Through our computing education offer, we empower children to acquire and internalise disciplinary behaviours; there is a constant interplay between knowledge learnt, skills acquired and the ability to effectively express oneself grammatically in speech – Oracy. It is not enough for children to learn facts that they can recite or recall on demand to pass a test. Having a wealth of knowledge is irrelevant if they do not have the skill set needed to use that knowledge to better their position and therefore contribute positively to society. Furthermore, applying skills and using knowledge requires the most important element of all; the ability to communicate effectively. This will enable all children to think, behave, work and speak like a computer scientist.
The intent of our computing education offer is to empower our children to dream, believe and achieve no matter their starting points.
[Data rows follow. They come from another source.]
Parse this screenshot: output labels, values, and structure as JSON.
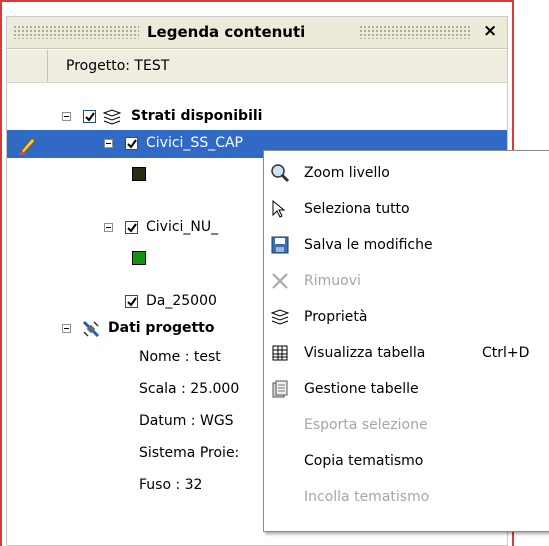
{
  "panel": {
    "title": "Legenda contenuti",
    "close": "×",
    "project_label": "Progetto: TEST"
  },
  "tree": {
    "group1": "Strati disponibili",
    "layer1": "Civici_SS_CAP",
    "layer2": "Civici_NU_",
    "layer3": "Da_25000",
    "group2": "Dati progetto",
    "props": {
      "nome": "Nome : test",
      "scala": "Scala : 25.000",
      "datum": "Datum : WGS",
      "sistema": "Sistema Proie:",
      "fuso": "Fuso : 32"
    },
    "colors": {
      "layer1_swatch": "#2b2d0f",
      "layer2_swatch": "#149214",
      "selection": "#316ac5"
    }
  },
  "menu": {
    "zoom": "Zoom livello",
    "seleziona": "Seleziona tutto",
    "salva": "Salva le modifiche",
    "rimuovi": "Rimuovi",
    "proprieta": "Proprietà",
    "visualizza": "Visualizza tabella",
    "visualizza_shortcut": "Ctrl+D",
    "gestione": "Gestione tabelle",
    "esporta": "Esporta selezione",
    "copia": "Copia tematismo",
    "incolla": "Incolla tematismo"
  }
}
Our curriculum is therefore written to incorporate a balance between knowledge acquisition by reducing the cognitive load, the development of skills and the development of vocabulary; and deliberate experiences with the real world and local community. The school’s curriculum is posited on the notion that knowledge acquisition is fundamental to a human’s development.
The units for key stages 1 and 2 are based on a spiral curriculum. This means that each of the themes is revisited regularly (at least once in each year group) and pupils revisit each theme through a new unit that consolidates and builds on prior learning within that theme. This style of curriculum design reduces the amount of knowledge lost through forgetting, as topics are revisited yearly. It also ensures that connections are made even if different teachers are teaching the units within a theme in consecutive years.
The Teach Computing Curriculum is structured in units. For these units to be coherent, the lessons within a unit must be taught in order. However, across a year group, the units themselves do not need to be taught in order, with the exception of ‘Programming’ units, where concepts and skills rely on prior learning and experiences.